PROBLEM DETAILS :: Write out exactly the lines running from the line that includes "Extract the structured" to the end of the data, both ends included, and nothing besides.

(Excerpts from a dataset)

---+---

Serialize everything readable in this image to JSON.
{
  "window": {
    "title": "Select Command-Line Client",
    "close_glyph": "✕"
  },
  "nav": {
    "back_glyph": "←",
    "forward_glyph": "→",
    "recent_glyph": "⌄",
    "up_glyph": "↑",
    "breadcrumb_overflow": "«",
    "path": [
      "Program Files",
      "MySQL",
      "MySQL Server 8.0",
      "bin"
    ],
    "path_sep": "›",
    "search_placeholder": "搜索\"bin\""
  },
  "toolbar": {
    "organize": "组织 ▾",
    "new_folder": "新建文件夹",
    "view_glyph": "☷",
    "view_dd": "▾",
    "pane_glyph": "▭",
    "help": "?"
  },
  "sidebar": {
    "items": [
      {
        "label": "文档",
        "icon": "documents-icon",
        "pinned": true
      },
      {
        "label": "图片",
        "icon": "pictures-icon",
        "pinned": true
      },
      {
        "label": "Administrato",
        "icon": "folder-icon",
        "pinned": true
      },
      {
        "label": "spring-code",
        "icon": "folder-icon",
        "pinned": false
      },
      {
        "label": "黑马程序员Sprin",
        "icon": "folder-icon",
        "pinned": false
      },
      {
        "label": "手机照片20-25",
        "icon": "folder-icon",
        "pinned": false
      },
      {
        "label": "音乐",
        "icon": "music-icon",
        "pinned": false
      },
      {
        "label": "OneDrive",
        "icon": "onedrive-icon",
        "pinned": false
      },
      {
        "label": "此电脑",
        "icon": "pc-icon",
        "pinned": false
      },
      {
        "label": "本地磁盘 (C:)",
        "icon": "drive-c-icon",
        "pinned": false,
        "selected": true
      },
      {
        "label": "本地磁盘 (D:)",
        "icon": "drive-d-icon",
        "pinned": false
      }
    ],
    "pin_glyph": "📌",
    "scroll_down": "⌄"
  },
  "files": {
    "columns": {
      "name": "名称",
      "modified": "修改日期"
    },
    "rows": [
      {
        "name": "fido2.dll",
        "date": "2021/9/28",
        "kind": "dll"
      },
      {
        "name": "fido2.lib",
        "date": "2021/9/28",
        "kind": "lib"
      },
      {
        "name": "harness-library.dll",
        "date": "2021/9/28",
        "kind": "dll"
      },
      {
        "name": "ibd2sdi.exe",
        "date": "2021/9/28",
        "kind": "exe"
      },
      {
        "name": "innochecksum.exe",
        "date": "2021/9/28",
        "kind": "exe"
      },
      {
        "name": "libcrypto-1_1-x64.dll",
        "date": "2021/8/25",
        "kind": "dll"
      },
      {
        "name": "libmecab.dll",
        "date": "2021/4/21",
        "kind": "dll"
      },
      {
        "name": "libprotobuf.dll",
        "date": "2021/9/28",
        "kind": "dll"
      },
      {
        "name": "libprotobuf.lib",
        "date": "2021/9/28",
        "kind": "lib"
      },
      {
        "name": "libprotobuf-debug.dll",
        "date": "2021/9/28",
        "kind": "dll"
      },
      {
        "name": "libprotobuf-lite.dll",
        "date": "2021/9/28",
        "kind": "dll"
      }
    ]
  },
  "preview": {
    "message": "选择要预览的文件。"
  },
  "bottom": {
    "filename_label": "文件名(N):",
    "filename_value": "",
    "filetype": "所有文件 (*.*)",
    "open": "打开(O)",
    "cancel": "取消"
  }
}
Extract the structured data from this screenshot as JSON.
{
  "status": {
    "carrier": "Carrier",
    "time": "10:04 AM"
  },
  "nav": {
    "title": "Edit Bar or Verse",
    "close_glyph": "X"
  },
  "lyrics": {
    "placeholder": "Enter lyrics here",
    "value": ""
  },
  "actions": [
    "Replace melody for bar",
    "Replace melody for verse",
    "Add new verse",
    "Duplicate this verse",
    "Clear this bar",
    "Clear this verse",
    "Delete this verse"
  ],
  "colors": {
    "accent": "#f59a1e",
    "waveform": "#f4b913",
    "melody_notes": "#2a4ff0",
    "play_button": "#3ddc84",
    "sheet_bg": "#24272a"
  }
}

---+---

WRITTEN ANSWER ::
Extract the structured data from this screenshot as JSON.
{
  "status": {
    "carrier": "Carrier",
    "time": "10:04 AM"
  },
  "nav": {
    "title": "Edit Bar or Verse",
    "close_glyph": "X"
  },
  "lyrics": {
    "placeholder": "Enter lyrics here",
    "value": ""
  },
  "actions": [
    "Replace melody for bar",
    "Replace melody for verse",
    "Add new verse",
    "Duplicate this verse",
    "Clear this bar",
    "Clear this verse",
    "Delete this verse"
  ],
  "colors": {
    "accent": "#f59a1e",
    "waveform": "#f4b913",
    "melody_notes": "#2a4ff0",
    "play_button": "#3ddc84",
    "sheet_bg": "#24272a"
  }
}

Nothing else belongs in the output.